Genocide Pact Explain the Political Impacts of Living in Washington

"There's a strange element of evil concealed in a suit"
Genocide Pact Explain the Political Impacts of Living in Washington
Genocide Pact don't just have one of the bleakest band names — they have the music and lyrics to match. The troupe from Washington, DC, left the city they share with President Donald Trump on a four-date tour, during which they met up with our Exclaim! TV's No Future to spill on their home base's impact on new album Order of Torment.

"We live in fucking Washington, DC. It's not like we live in an episode of fucking House of Cards, but we kind of live in the centre of everything. It's kind of all around us all the time," says Genocide Pact drummer Connor Donegan, who also plays in Red Death.

Vocalist/guitarist Tim Mullaney (who also grinds away in Disciples of Christ) adds, "I can see the fucking capital building from my place. It's like, on one hand there's the capital building, that's beautiful, but then on the other hand it's like, man, there's some people making some decisions that are fucking up millions if not billions of lives right there.... You never know what some guy in a suit that you're sitting next to on the metro, you don't know what the fuck he's about to do at work, and he could be drone striking a country remotely. There's a strange element of evil concealed in a suit."
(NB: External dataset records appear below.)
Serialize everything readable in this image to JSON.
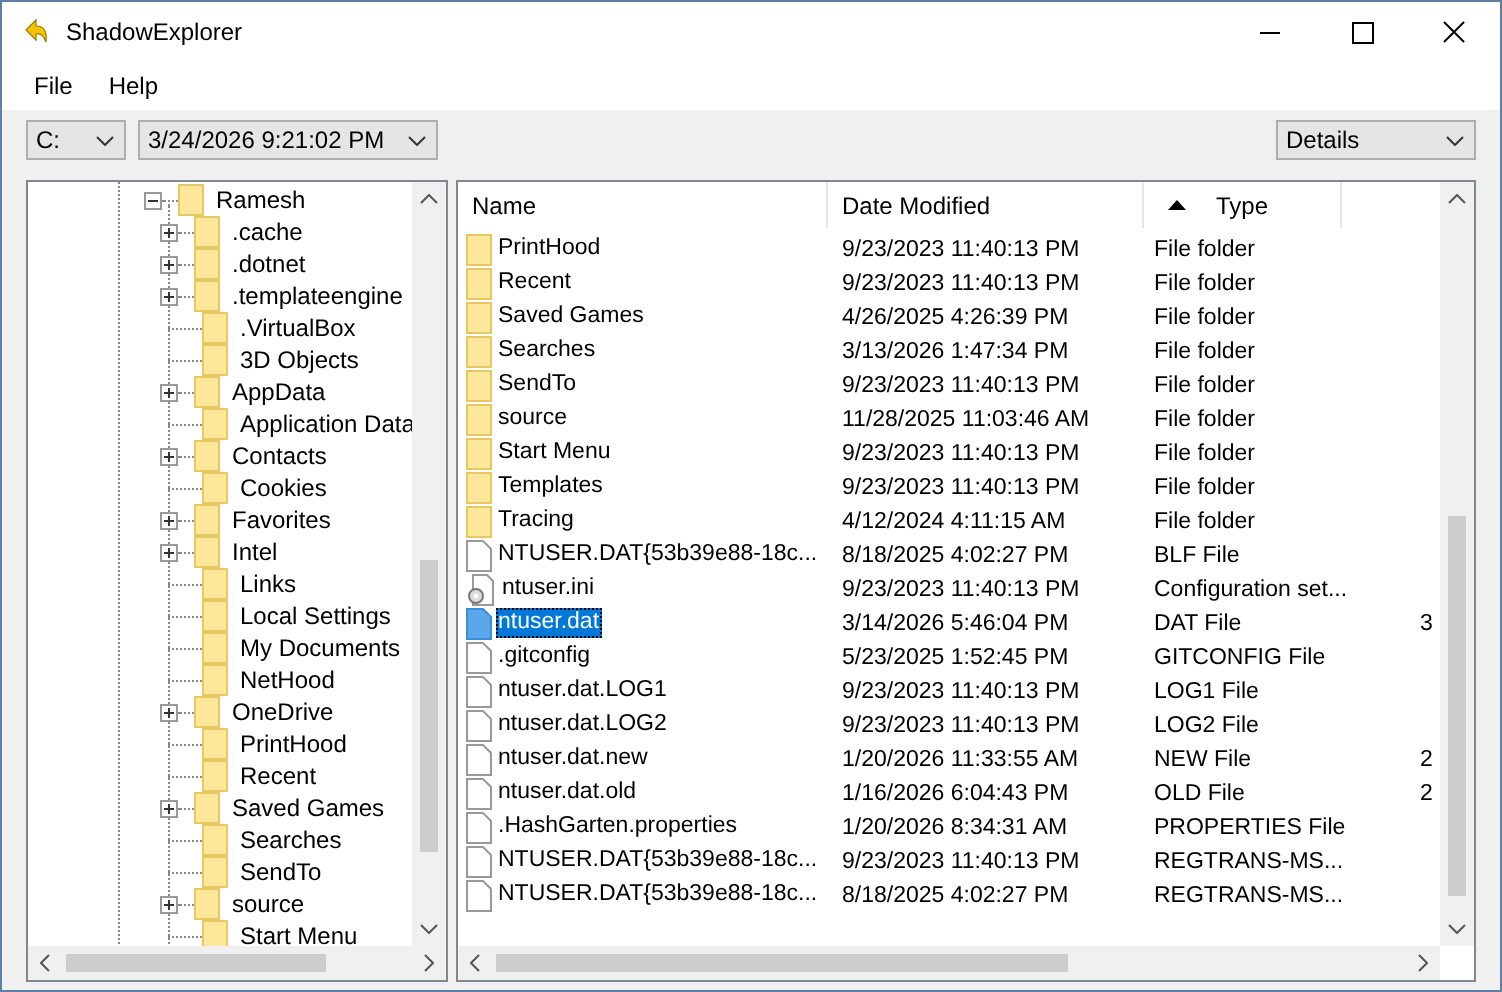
{
  "window": {
    "title": "ShadowExplorer"
  },
  "menu": [
    "File",
    "Help"
  ],
  "toolbar": {
    "drive": "C:",
    "snapshot": "3/24/2026 9:21:02 PM",
    "view": "Details"
  },
  "tree": {
    "label": "Ramesh",
    "expanded": true,
    "children": [
      {
        "label": ".cache",
        "expandable": true
      },
      {
        "label": ".dotnet",
        "expandable": true
      },
      {
        "label": ".templateengine",
        "expandable": true
      },
      {
        "label": ".VirtualBox",
        "expandable": false
      },
      {
        "label": "3D Objects",
        "expandable": false
      },
      {
        "label": "AppData",
        "expandable": true
      },
      {
        "label": "Application Data",
        "expandable": false
      },
      {
        "label": "Contacts",
        "expandable": true
      },
      {
        "label": "Cookies",
        "expandable": false
      },
      {
        "label": "Favorites",
        "expandable": true
      },
      {
        "label": "Intel",
        "expandable": true
      },
      {
        "label": "Links",
        "expandable": false
      },
      {
        "label": "Local Settings",
        "expandable": false
      },
      {
        "label": "My Documents",
        "expandable": false
      },
      {
        "label": "NetHood",
        "expandable": false
      },
      {
        "label": "OneDrive",
        "expandable": true
      },
      {
        "label": "PrintHood",
        "expandable": false
      },
      {
        "label": "Recent",
        "expandable": false
      },
      {
        "label": "Saved Games",
        "expandable": true
      },
      {
        "label": "Searches",
        "expandable": false
      },
      {
        "label": "SendTo",
        "expandable": false
      },
      {
        "label": "source",
        "expandable": true
      },
      {
        "label": "Start Menu",
        "expandable": false
      }
    ]
  },
  "table": {
    "columns": [
      {
        "label": "Name",
        "sorted": false
      },
      {
        "label": "Date Modified",
        "sorted": false
      },
      {
        "label": "Type",
        "sorted": true
      }
    ],
    "rows": [
      {
        "kind": "folder",
        "name": "PrintHood",
        "date": "9/23/2023 11:40:13 PM",
        "type": "File folder",
        "selected": false
      },
      {
        "kind": "folder",
        "name": "Recent",
        "date": "9/23/2023 11:40:13 PM",
        "type": "File folder",
        "selected": false
      },
      {
        "kind": "folder",
        "name": "Saved Games",
        "date": "4/26/2025 4:26:39 PM",
        "type": "File folder",
        "selected": false
      },
      {
        "kind": "folder",
        "name": "Searches",
        "date": "3/13/2026 1:47:34 PM",
        "type": "File folder",
        "selected": false
      },
      {
        "kind": "folder",
        "name": "SendTo",
        "date": "9/23/2023 11:40:13 PM",
        "type": "File folder",
        "selected": false
      },
      {
        "kind": "folder",
        "name": "source",
        "date": "11/28/2025 11:03:46 AM",
        "type": "File folder",
        "selected": false
      },
      {
        "kind": "folder",
        "name": "Start Menu",
        "date": "9/23/2023 11:40:13 PM",
        "type": "File folder",
        "selected": false
      },
      {
        "kind": "folder",
        "name": "Templates",
        "date": "9/23/2023 11:40:13 PM",
        "type": "File folder",
        "selected": false
      },
      {
        "kind": "folder",
        "name": "Tracing",
        "date": "4/12/2024 4:11:15 AM",
        "type": "File folder",
        "selected": false
      },
      {
        "kind": "file",
        "name": "NTUSER.DAT{53b39e88-18c...",
        "date": "8/18/2025 4:02:27 PM",
        "type": "BLF File",
        "selected": false
      },
      {
        "kind": "config",
        "name": "ntuser.ini",
        "date": "9/23/2023 11:40:13 PM",
        "type": "Configuration set...",
        "selected": false
      },
      {
        "kind": "file",
        "name": "ntuser.dat",
        "date": "3/14/2026 5:46:04 PM",
        "type": "DAT File",
        "column_4": "3",
        "selected": true
      },
      {
        "kind": "file",
        "name": ".gitconfig",
        "date": "5/23/2025 1:52:45 PM",
        "type": "GITCONFIG File",
        "selected": false
      },
      {
        "kind": "file",
        "name": "ntuser.dat.LOG1",
        "date": "9/23/2023 11:40:13 PM",
        "type": "LOG1 File",
        "selected": false
      },
      {
        "kind": "file",
        "name": "ntuser.dat.LOG2",
        "date": "9/23/2023 11:40:13 PM",
        "type": "LOG2 File",
        "selected": false
      },
      {
        "kind": "file",
        "name": "ntuser.dat.new",
        "date": "1/20/2026 11:33:55 AM",
        "type": "NEW File",
        "column_4": "2",
        "selected": false
      },
      {
        "kind": "file",
        "name": "ntuser.dat.old",
        "date": "1/16/2026 6:04:43 PM",
        "type": "OLD File",
        "column_4": "2",
        "selected": false
      },
      {
        "kind": "file",
        "name": ".HashGarten.properties",
        "date": "1/20/2026 8:34:31 AM",
        "type": "PROPERTIES File",
        "selected": false
      },
      {
        "kind": "file",
        "name": "NTUSER.DAT{53b39e88-18c...",
        "date": "9/23/2023 11:40:13 PM",
        "type": "REGTRANS-MS...",
        "selected": false
      },
      {
        "kind": "file",
        "name": "NTUSER.DAT{53b39e88-18c...",
        "date": "8/18/2025 4:02:27 PM",
        "type": "REGTRANS-MS...",
        "selected": false
      }
    ]
  }
}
According to the documentary that inspired Genocide Pact's "Blood Rejection," some of those suits were "contracting former Sierra Leonean child soldiers for combat in Iraq and paying them next to nothing — essentially slave labour but just enough to not call it that," says Mullaney. "It's this thing where U.S. consumers benefit from the toiling and paddling of people in Sierra Leone, and it's kind of out of sight, out of mind."

The lyrical awareness doesn't just look outward at politics but also inwardly at how one's relationship is worth examining. Mullaney suggests this, the message behind "Authoritarian Impulse," is even more important during the Trump era.

"People aren't very reflective of what little things they do in their daily life that kind of contribute to a larger system of oppression. It's kind of looking out for little bits of power in yourself and fixing that shit."

The band members also reflect on meeting years back while playing in punk/hardcore bands and bonding over Morbid Angel shirts and a shared love of old-school death metal, which led to the formation of the band. The group have only got more proficient since Donegan added a double bass pedal to his arsenal between debut LP Forged Through Domination and Order of Torment. In the process, they've found themselves less limited by their influences, but that proficiency will never lead the band down a tech-death path.

"I was like working a construction job," says Mullaney. "And one day at work I was like, 'Fuck this, I like playing heavy metal,' and then I started having fun writing music again and it became a nice distraction from real life stuff."

Perhaps that distraction is even more necessary in the Trump era. Distract yourself by watching the interview in the players below.